his final minutes, Seekleham is joined at his bedside by a choir of ‘Decadents’, who sing ‘in praise of exhaustion, and disillusion, and failure, and emptiness, and weariness’. Individual singers explore themes of ‘decay’ and ‘decline’, with another reciting a ‘sombre poem’ on the subject of exhaustion. Finally, as the clock strikes midnight, they all join in an ‘Ode to the Spirit of Decadence’.
Before the performance ends, however, Seekleham has already succumbed to his fatigue, disappearing to make way for the
general practices were encouraged to operate as purchasers of certain hospital services (such as outpatient care), and new GP contracts introduced enhanced pay-for-performance elements. 2 Guidelines and medical audit were to play important roles in the new system. Although remaining under the control of professional bodies, these instruments would enhance professional accountability and provide standards against which care could be measured before payments were made. The earliest moves in this direction were made in relation to chronic disease, with diabetes a
introduced subtle changes to the prevailing consensus on diabetes management – for instance, developing primary preventive strategies and bringing professional management closer to performance management – even these innovations were closely tied to developments discussed in the preceding pages.

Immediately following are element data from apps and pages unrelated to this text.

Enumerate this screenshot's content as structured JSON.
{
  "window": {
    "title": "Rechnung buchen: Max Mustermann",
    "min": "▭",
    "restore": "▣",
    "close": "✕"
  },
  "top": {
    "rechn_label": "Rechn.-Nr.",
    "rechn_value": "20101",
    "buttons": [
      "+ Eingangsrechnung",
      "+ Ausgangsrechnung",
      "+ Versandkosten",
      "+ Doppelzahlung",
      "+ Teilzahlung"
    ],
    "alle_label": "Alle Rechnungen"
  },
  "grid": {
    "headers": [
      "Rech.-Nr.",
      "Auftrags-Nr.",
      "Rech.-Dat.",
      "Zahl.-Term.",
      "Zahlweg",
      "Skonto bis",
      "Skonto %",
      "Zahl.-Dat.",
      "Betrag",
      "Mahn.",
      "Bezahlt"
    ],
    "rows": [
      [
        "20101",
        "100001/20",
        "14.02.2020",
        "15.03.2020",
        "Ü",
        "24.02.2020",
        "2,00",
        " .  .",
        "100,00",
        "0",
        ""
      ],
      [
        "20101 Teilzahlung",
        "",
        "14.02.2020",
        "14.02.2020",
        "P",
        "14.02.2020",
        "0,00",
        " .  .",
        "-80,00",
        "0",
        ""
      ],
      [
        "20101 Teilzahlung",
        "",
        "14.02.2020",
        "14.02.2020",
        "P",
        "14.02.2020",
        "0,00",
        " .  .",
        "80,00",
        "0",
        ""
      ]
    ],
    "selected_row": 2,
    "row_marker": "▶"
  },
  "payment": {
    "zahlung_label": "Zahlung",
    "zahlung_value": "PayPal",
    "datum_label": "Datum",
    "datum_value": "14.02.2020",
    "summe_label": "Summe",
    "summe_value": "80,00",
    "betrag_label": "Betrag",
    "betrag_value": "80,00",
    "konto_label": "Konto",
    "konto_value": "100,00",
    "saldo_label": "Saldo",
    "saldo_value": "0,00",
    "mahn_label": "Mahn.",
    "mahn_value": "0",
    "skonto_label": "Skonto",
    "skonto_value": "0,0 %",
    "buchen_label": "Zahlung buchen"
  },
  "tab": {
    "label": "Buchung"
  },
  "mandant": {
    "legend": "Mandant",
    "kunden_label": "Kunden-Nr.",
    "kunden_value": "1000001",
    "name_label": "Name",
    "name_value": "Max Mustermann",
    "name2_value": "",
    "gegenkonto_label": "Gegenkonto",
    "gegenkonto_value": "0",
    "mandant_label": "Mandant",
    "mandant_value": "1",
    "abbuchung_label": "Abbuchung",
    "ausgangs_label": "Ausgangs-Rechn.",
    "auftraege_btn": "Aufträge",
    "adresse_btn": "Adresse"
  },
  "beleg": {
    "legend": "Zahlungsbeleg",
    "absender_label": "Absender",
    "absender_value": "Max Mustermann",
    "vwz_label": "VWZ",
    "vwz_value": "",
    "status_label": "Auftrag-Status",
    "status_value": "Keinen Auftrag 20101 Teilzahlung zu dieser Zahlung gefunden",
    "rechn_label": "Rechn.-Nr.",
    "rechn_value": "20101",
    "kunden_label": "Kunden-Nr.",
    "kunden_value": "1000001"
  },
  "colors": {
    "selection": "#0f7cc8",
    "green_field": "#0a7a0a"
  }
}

In concluding a book of ‘contemporary history’, it is tempting to bring the narrative up to date. In an earlier draft, this Epilogue surveyed the changes in diabetes care since the early 2000s, tracing the evolution of the QOF since 2004 and the growth of the